» MATERIAL SUPPLIED:
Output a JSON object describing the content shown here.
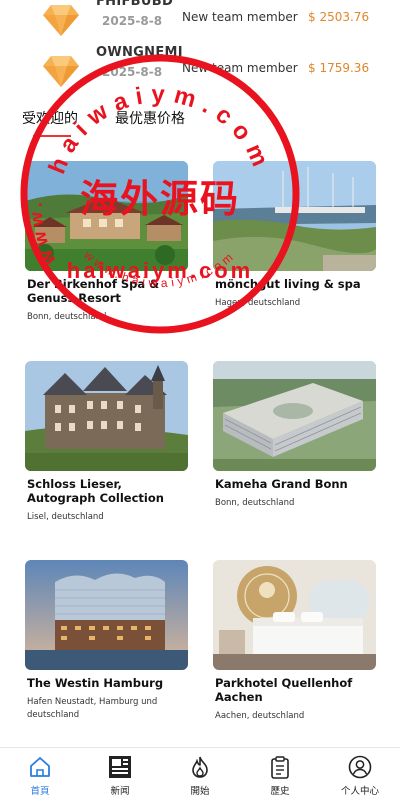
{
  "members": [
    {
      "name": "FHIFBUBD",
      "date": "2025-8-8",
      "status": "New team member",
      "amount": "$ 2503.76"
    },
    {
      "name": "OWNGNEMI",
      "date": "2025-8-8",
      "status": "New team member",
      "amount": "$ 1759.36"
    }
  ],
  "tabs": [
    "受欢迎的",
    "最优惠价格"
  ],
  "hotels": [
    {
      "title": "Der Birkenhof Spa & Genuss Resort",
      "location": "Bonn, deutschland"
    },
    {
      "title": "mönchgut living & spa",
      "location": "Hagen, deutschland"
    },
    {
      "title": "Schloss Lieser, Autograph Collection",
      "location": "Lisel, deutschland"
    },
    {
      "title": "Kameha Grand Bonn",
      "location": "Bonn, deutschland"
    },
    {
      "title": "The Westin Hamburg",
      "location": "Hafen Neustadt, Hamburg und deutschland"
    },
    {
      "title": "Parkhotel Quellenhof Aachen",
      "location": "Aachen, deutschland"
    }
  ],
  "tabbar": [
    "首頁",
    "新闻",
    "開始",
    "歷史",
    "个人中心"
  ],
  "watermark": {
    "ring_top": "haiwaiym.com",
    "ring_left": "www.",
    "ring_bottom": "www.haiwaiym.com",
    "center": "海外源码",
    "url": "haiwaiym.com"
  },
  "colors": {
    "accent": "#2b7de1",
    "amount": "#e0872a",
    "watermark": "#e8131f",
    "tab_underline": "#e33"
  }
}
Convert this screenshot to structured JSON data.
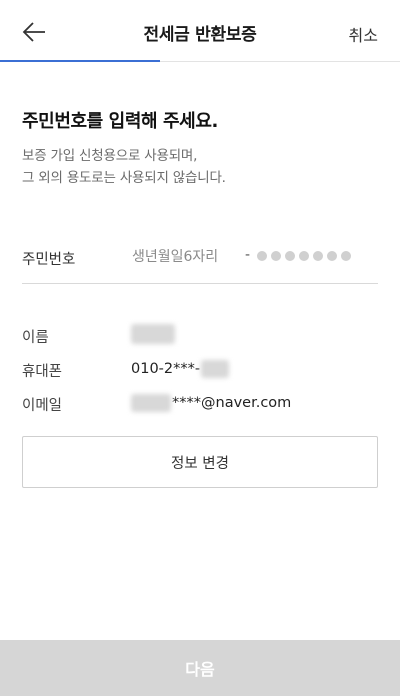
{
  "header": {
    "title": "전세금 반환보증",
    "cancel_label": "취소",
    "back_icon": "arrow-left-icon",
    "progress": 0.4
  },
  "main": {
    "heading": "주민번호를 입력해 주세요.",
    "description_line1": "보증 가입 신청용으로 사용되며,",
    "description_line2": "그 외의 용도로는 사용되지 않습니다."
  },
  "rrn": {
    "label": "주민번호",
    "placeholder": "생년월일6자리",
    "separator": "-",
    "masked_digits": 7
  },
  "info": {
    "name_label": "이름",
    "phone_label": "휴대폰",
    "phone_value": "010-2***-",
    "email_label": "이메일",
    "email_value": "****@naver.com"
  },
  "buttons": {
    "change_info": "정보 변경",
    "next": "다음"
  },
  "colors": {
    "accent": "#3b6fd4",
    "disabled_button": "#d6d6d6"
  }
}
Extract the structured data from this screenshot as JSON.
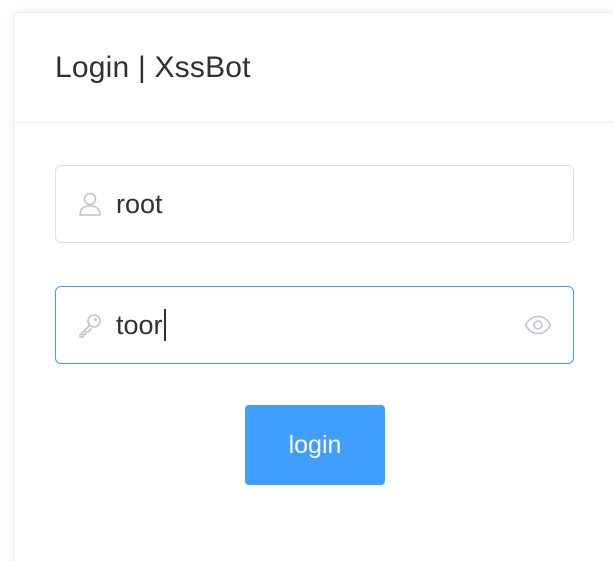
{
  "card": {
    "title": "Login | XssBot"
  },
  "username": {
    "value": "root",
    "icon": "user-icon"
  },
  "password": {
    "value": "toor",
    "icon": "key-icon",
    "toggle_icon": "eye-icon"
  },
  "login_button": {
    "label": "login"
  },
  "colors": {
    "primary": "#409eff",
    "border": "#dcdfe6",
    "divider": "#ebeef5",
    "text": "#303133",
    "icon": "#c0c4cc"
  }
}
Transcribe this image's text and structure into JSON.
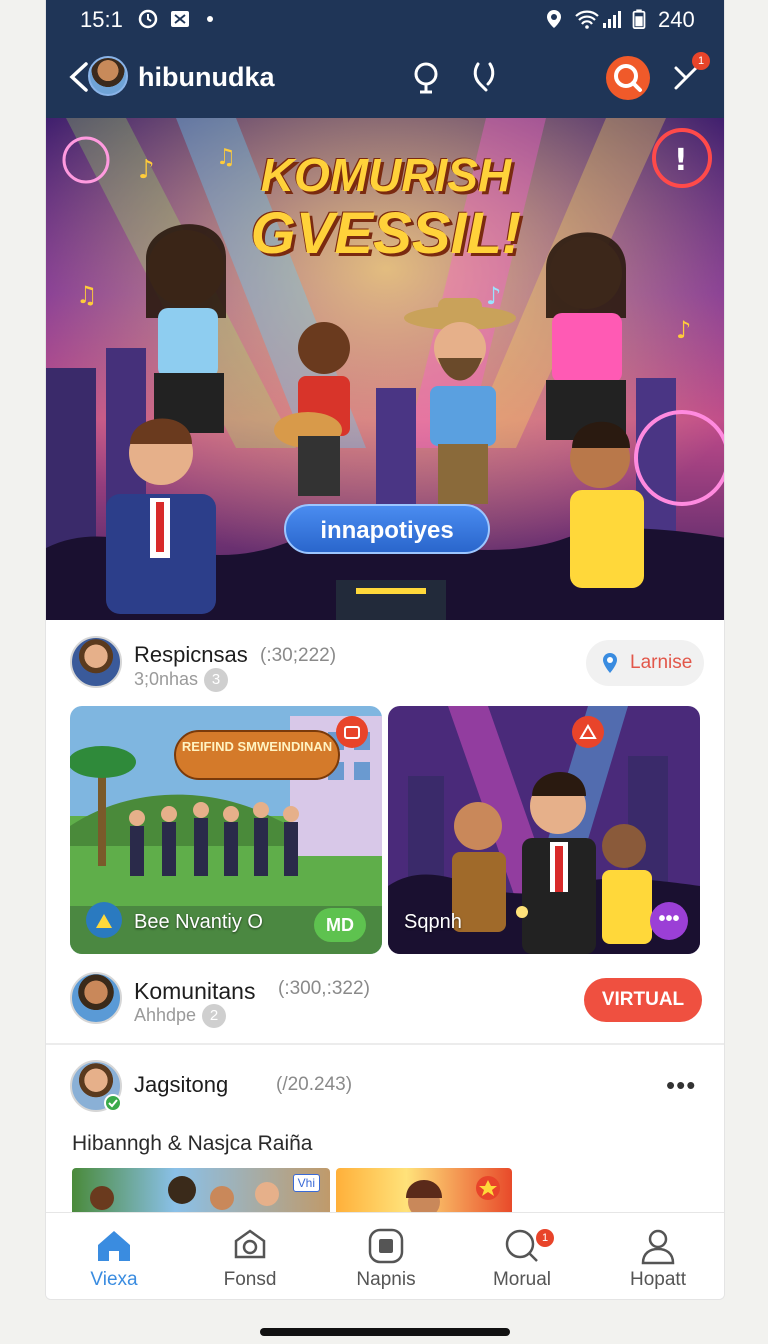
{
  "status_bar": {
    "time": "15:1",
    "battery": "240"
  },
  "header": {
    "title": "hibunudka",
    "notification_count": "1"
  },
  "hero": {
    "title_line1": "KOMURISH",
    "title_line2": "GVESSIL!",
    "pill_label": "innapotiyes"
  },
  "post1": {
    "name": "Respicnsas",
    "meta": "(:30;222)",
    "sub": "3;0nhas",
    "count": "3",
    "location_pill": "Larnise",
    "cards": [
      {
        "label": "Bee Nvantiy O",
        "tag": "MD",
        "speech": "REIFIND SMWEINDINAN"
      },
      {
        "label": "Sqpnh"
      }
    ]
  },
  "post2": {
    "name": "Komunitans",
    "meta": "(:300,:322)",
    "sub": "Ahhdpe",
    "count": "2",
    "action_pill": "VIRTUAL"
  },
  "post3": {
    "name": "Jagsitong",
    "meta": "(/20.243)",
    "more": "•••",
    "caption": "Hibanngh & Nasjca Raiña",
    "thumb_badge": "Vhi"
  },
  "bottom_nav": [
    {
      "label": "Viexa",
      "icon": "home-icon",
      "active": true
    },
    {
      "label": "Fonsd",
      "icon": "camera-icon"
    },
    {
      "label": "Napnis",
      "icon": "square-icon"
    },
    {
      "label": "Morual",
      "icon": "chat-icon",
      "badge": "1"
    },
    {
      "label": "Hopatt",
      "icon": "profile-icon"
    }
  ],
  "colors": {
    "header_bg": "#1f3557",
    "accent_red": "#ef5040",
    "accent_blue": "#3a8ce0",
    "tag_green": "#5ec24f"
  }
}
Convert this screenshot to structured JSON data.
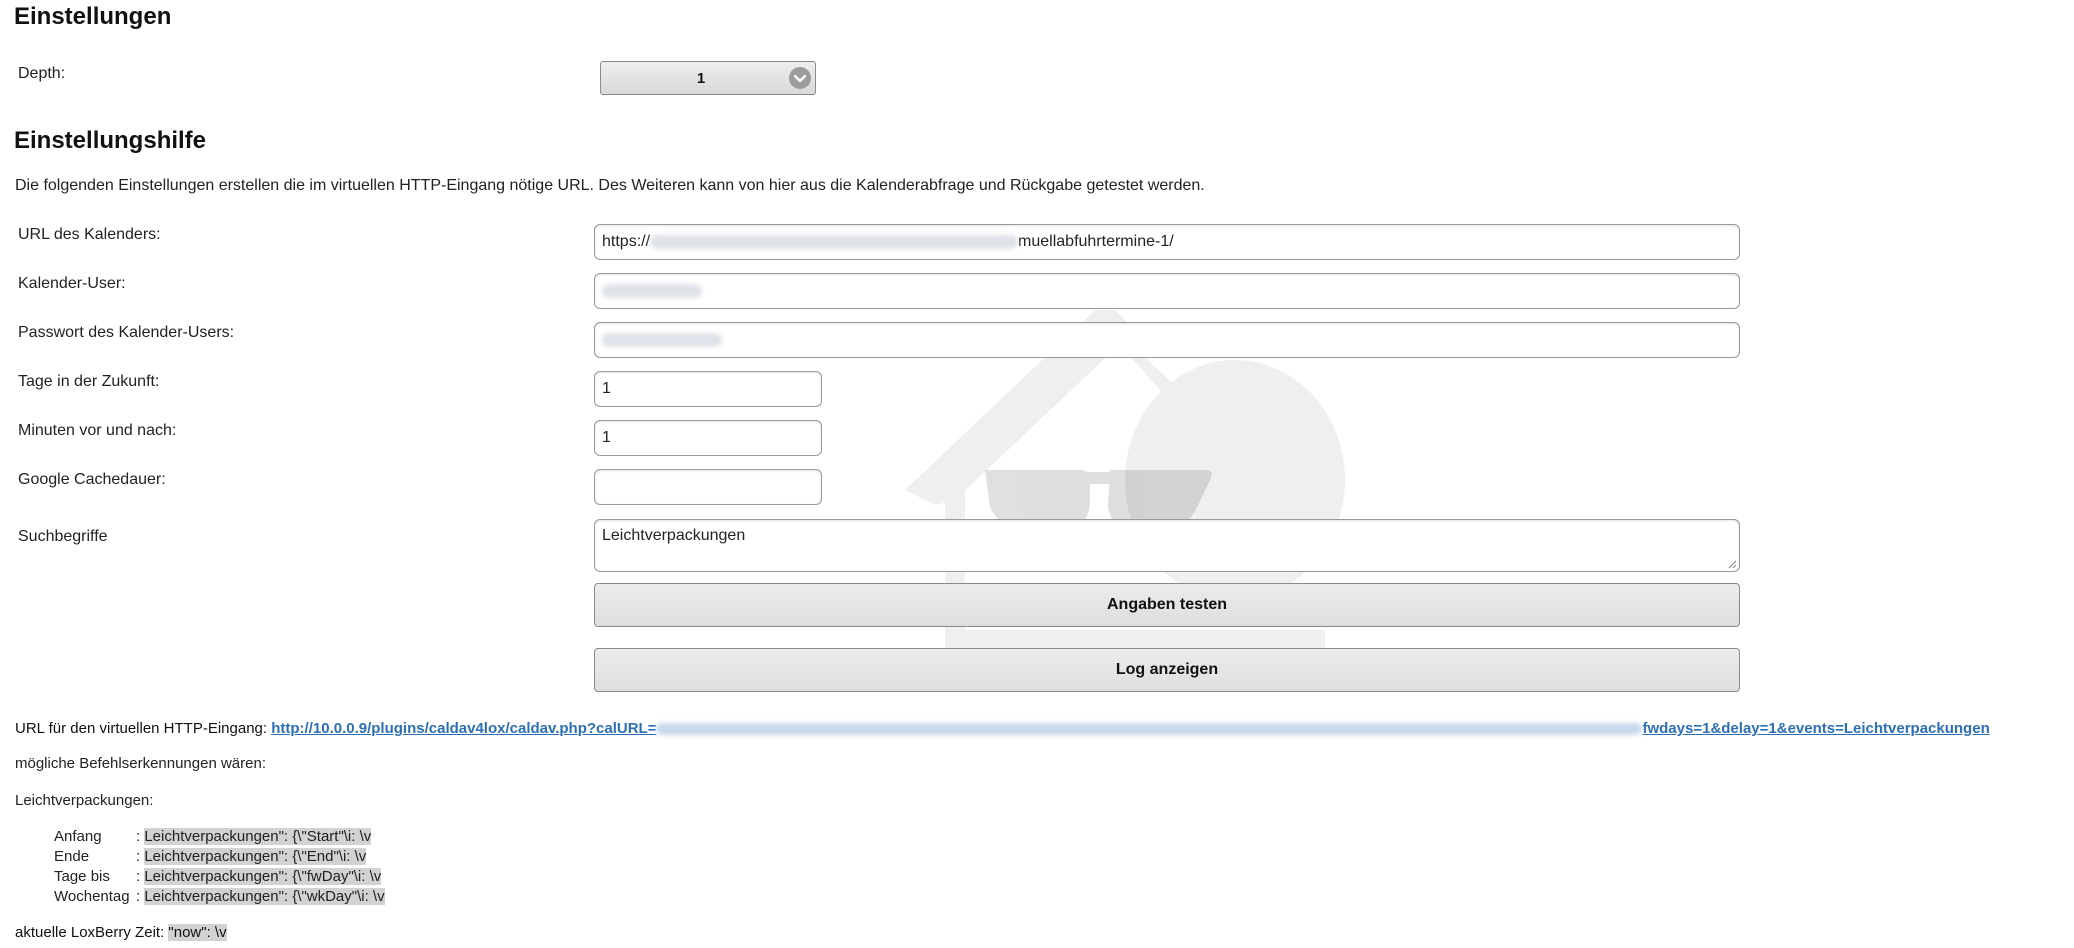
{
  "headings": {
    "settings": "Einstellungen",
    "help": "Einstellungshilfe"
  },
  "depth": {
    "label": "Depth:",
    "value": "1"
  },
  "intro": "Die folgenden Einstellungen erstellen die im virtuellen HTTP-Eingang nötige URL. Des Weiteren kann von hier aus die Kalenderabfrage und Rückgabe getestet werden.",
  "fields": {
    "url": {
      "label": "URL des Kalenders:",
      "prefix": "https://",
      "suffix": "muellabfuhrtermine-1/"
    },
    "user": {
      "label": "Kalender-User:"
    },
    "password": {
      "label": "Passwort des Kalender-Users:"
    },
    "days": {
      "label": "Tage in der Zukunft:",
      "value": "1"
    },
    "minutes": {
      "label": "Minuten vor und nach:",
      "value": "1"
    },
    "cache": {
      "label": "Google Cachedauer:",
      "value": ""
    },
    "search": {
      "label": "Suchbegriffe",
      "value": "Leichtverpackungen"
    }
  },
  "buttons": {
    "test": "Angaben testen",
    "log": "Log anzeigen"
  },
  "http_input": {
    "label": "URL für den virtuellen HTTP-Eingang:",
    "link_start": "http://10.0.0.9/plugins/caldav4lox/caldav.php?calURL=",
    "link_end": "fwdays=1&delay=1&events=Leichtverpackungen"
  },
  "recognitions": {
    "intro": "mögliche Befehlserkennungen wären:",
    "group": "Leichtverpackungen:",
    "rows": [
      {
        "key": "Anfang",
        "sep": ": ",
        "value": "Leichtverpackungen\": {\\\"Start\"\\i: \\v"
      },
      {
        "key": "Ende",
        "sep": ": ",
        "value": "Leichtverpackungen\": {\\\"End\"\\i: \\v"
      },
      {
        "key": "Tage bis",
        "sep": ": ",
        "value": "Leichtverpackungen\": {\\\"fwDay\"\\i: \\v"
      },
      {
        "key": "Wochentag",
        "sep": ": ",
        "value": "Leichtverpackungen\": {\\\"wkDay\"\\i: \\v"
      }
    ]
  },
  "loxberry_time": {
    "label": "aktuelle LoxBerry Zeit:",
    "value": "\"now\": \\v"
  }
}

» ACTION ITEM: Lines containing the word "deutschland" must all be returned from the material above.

» TASK OUTPUT:
      "location": "Bonn, deutschland"
      "location": "Hagen, deutschland"
      "location": "Lisel, deutschland"
      "location": "Bonn, deutschland"
      "location": "Hafen Neustadt, Hamburg und deutschland"
      "location": "Aachen, deutschland"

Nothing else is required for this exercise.